The resulting view of the Entertainment Capital of the World, another chapter in Barbieri's ongoing project of urban portraiture, is one half of Henry Urbach's well-timed exhibition "Double Down: Two Visions of Vegas." Within Urbach's black-box presentation, Barbieri's long-distance perspective trades off with the Tetris walls, distorted mirrors, and repetitious gambling-addict flurries of Stephen Dean's warmer yet less resonant No More Bets (2004). At first glance, the amazing thing about Barbieri's videos is how unreal and utterly toy-like the cityscapes appear, and Las Vegas is no exception thanks to his tilt-shift lens 35mm photography, a rooftop antique-car rally looks like a kids' collection of model cars, and the Luxor's Sphinx and white-nippled Pyramid are mere parts of an elaborate toytown.

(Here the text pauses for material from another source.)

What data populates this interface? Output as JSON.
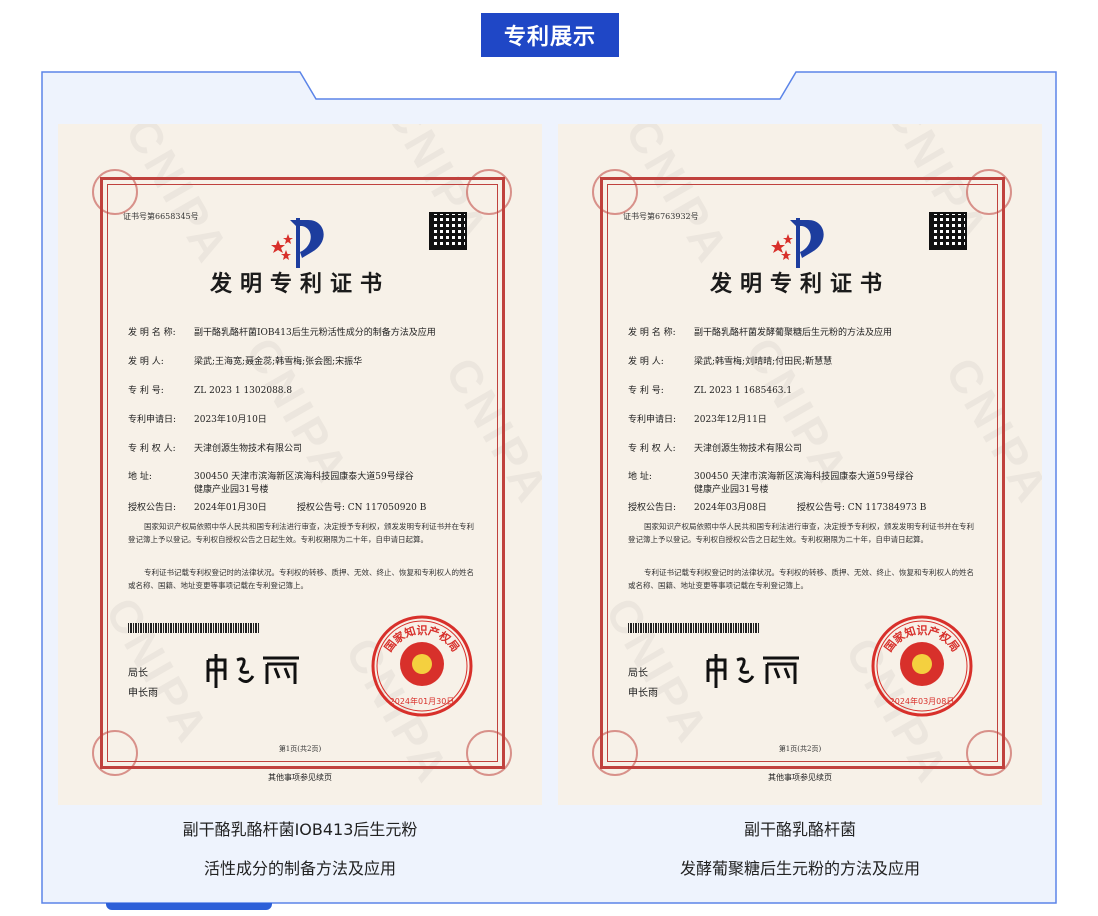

Today, as the US dollar seems more abstract and illusive than ever, Las Vegas' playland presentation of all that money can buy has attained a new level of honesty. (It also seems endearingly quaint in comparison to 21st century "evil paradises" to quote Mike Davis such as Dubai.) "The whole city floats on a sleek frisson of anxiety and promise that those of us addicted to such distraction must otherwise induce by motion or medication," Hickey writes in "At Home in the Neon," from Air Guitar (Art Issues Press, 216 pages, 1997). When Vegas resident Hickey notes that "there is nothing quite as bracing as the prospect of flying home, of swooping down into that ardent explosion of lights in the heart of the pitch-black desert," he may as well be writing a description of Barbieri's video, though site specific_Las Vegas 05's helicopter hovers like a dizzy bird above an old McDonald's and the Stardust's '50s-luxe marquee (where Wayne Newton is missing an e). Barbieri's debt to a site-specific avant-garde film tradition (such as pat O'Neill's 2002 The Decay of Fiction) becomes clear when he reaches the fountains of the Bellagio. There, he wryly connects waterworks out of Kenneth Anger's Eaux d'Artifice (1953) with soundtrack detonations that evoke Bruce Conner's Crossroads (1976). Bathing in the sensory overload of "Double Down: Las Vegas," one suspects that like the arcade in Kiyoshi Kurosawa's apocalyptic Pulse (2001) Las Vegas would go on glowing and chiming long after all the people are gone.
Dave Hickey begins Liberace: A Rhinestone as Big as the Ritz (BükAmerica, 16 pages, $1.49), a tribute to the ivory-tinkling owner of the world's largest rhinestone, by describing his own balcony view of the Strip, where the neon logos of the Desert Inn, the Stardust, Circus Circus and other sites make the surrounding nature look "bogus as hell." As Hickey puts it, more wittily than Jean Baudrillard, "the honest fakery of the neon" trumps "the fake honesty of the sunset." Perhaps we should replace the face on the one-dollar bill. George Washington has done his time. Bring on Liberace.
DOUBLE DOWN: TWO VISIONS OF VEGAS
Through Jan. 4, 2009; $7$12.50
San Francisco Museum of Modern Art
151 Third St, SF